Video

Video Simulated Astronauts Get Taste of Mars, in Hawaii

For generations, people have dreamed of traveling to Mars to explore Earth's closest planetary neighbor. VOA's Mike O'Sullivan reports that while space agencies like NASA are planning manned missions to the planet, some volunteers in Hawaii are learning how humans will cope with months in isolation on a Mars base.
Video

Video Destruction of Iraq Artifacts Shocks Archaeologists

The city of Mosul was once one of the most culturally rich and religiously diverse cities in Iraq. That tradition is under attack by members of the Islamic State who have made Mosul their capital city. The Mosul Museum is the latest target of the group’s campaign of terror and destruction, and is of grave concern to archaeologists around the world. VOA’s Kane Farabaugh reports.
Video

Video Smartphones May Help in Diagnosing HIV

Diagnosing infections such as HIV requires expensive clinical tests, making the procedure too costly for many poor patients or those living in remote areas. But a new technology called lab-on-a-chip may make the tests more accessible to many. VOA’s George Putic reports.
Video

Video Afghan Refugees Complain of Harassment in Pakistan

Afghan officials have expressed concern over reports of a crackdown on Afghan refugees in Pakistan following the Peshawar school attack in December. Reports of mass arrests and police harassment coupled with fear of an uncertain future are making life difficult for a population that fled its homeland to escape war. VOA’s Ayesha Tanzeem reports from Islamabad.

All About America

Circumventing Censorship

An Internet Primer for Healthy Web Habits

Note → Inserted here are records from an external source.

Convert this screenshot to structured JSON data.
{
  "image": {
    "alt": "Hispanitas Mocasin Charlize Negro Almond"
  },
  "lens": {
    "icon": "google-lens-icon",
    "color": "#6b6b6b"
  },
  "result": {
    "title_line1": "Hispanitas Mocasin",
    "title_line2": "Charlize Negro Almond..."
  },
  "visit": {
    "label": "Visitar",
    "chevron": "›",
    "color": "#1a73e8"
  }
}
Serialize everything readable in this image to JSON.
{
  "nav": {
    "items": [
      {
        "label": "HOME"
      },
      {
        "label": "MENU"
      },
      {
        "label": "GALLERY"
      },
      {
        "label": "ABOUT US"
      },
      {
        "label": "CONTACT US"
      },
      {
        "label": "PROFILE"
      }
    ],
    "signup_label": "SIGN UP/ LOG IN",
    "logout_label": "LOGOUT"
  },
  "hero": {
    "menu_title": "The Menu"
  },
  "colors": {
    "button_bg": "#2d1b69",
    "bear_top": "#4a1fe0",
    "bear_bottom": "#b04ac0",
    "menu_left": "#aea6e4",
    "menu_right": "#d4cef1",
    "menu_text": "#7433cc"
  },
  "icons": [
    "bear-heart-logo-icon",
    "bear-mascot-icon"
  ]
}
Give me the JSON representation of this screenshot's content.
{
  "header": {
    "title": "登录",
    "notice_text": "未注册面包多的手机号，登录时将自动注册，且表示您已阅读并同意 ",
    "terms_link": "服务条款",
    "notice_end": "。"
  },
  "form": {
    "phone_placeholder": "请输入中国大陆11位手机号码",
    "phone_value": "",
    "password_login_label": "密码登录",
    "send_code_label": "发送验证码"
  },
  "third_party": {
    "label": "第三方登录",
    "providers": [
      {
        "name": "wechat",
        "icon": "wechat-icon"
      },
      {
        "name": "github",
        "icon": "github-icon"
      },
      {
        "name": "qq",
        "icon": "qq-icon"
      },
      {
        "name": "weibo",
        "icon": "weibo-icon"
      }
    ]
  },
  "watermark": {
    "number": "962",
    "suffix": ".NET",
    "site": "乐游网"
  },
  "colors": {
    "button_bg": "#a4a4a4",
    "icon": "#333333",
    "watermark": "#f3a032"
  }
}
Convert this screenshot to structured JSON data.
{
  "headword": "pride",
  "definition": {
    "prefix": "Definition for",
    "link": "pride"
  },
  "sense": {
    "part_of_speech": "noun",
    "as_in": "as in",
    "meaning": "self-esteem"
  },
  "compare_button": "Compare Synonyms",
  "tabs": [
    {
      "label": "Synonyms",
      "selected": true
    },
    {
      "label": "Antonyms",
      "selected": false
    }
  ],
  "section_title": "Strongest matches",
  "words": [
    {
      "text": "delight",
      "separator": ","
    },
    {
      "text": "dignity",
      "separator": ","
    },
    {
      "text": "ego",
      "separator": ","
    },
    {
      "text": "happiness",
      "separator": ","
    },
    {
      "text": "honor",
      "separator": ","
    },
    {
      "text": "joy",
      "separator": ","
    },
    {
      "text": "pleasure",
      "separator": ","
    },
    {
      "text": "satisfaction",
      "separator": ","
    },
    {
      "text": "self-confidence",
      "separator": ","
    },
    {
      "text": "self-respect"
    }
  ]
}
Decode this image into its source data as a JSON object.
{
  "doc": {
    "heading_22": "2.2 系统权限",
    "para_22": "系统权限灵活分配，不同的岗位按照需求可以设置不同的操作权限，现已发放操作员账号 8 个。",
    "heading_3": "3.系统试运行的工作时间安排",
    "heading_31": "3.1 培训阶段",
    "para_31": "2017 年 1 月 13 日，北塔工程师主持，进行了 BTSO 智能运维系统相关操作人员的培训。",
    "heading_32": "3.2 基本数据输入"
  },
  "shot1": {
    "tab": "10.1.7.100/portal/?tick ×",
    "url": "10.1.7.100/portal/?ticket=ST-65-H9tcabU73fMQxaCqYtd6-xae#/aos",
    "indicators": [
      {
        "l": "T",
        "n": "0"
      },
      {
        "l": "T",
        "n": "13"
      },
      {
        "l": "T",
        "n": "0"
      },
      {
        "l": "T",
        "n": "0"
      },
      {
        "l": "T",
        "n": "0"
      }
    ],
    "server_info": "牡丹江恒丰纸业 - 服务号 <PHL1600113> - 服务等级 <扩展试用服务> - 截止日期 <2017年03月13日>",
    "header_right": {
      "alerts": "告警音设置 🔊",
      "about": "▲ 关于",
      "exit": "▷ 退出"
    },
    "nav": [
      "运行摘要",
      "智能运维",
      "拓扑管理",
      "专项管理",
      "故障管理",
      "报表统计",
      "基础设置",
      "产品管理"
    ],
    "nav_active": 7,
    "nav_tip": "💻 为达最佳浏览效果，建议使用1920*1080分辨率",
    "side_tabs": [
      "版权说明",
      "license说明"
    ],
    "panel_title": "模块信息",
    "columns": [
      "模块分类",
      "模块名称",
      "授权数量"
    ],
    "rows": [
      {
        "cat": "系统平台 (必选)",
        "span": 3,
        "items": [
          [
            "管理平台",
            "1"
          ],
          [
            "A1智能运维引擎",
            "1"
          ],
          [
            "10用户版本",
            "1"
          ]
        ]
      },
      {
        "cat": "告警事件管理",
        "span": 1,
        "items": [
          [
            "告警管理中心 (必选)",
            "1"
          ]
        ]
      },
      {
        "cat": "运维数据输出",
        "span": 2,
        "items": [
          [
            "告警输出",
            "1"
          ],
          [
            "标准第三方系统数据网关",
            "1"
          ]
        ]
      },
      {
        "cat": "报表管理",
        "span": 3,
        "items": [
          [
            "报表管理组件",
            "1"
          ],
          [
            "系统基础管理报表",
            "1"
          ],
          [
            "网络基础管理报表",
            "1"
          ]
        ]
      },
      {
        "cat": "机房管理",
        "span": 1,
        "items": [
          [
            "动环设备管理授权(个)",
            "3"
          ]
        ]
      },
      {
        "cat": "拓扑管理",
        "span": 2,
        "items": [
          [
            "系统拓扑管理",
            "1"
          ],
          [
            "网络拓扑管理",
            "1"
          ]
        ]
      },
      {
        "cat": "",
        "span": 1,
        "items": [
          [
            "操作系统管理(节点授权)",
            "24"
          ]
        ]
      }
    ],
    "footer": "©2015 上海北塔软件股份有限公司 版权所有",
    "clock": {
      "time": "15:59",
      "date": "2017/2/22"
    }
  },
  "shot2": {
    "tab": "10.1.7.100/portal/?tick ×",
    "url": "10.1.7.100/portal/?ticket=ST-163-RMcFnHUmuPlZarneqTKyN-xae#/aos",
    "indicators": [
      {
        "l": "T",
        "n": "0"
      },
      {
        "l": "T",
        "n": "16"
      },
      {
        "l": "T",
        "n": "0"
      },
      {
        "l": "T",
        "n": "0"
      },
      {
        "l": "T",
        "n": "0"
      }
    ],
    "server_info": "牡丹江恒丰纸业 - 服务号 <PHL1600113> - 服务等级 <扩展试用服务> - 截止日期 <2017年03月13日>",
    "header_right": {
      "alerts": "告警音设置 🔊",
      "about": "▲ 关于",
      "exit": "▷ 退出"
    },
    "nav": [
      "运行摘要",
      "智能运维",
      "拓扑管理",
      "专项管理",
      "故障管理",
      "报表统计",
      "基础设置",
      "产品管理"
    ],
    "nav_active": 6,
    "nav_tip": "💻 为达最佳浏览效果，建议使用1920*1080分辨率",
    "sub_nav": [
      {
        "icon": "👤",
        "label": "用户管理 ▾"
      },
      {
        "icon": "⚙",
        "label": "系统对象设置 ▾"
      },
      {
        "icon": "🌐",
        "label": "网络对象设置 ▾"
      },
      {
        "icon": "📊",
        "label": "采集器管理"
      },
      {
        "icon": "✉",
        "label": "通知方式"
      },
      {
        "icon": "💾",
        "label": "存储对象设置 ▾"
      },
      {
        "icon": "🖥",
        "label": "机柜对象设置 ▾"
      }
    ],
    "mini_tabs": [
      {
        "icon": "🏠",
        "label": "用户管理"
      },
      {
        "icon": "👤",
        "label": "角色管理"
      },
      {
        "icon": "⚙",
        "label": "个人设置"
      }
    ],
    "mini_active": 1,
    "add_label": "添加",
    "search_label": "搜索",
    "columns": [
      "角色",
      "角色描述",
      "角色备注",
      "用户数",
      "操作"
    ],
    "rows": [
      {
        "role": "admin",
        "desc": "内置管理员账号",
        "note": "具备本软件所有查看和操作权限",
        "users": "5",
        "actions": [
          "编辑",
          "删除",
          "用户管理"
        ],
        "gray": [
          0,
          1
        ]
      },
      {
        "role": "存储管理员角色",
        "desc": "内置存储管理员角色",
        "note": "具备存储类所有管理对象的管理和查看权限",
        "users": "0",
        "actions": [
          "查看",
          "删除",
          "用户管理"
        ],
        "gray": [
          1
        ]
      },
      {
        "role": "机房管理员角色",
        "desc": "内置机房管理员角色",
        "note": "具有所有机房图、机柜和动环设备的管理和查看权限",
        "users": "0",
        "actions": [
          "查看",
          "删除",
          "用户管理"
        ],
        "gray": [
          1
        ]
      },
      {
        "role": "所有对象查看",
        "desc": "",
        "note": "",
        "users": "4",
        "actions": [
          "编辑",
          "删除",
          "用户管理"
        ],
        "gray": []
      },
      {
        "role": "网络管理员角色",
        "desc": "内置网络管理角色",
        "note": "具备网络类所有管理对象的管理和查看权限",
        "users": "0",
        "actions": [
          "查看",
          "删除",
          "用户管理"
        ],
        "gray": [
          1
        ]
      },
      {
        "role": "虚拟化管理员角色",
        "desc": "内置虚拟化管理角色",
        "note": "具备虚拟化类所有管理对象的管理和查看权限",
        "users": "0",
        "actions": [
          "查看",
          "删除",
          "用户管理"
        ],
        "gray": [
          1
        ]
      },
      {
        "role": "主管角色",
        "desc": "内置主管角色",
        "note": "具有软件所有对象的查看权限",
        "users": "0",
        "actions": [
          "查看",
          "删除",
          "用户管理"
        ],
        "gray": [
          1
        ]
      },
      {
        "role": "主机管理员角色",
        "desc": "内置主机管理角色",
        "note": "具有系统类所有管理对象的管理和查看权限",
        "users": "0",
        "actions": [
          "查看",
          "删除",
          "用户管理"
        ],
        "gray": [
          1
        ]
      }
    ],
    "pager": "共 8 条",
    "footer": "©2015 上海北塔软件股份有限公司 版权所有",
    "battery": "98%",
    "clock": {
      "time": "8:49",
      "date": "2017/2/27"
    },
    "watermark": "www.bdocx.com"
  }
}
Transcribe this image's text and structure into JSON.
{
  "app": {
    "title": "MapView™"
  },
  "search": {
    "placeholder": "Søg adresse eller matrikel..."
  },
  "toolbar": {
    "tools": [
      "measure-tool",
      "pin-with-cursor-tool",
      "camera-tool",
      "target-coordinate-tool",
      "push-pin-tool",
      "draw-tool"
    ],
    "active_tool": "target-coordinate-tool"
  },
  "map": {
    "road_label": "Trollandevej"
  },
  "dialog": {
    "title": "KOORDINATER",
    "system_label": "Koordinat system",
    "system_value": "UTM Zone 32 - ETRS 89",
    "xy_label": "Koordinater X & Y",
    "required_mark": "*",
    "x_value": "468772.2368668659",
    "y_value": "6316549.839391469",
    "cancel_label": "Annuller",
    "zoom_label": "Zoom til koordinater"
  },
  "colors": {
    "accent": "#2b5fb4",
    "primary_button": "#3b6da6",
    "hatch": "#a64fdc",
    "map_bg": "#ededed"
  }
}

As surveillance and censoring technologies advance, so, too, do new tools for your computer or mobile device that help protect your privacy and break through Internet censorship.
More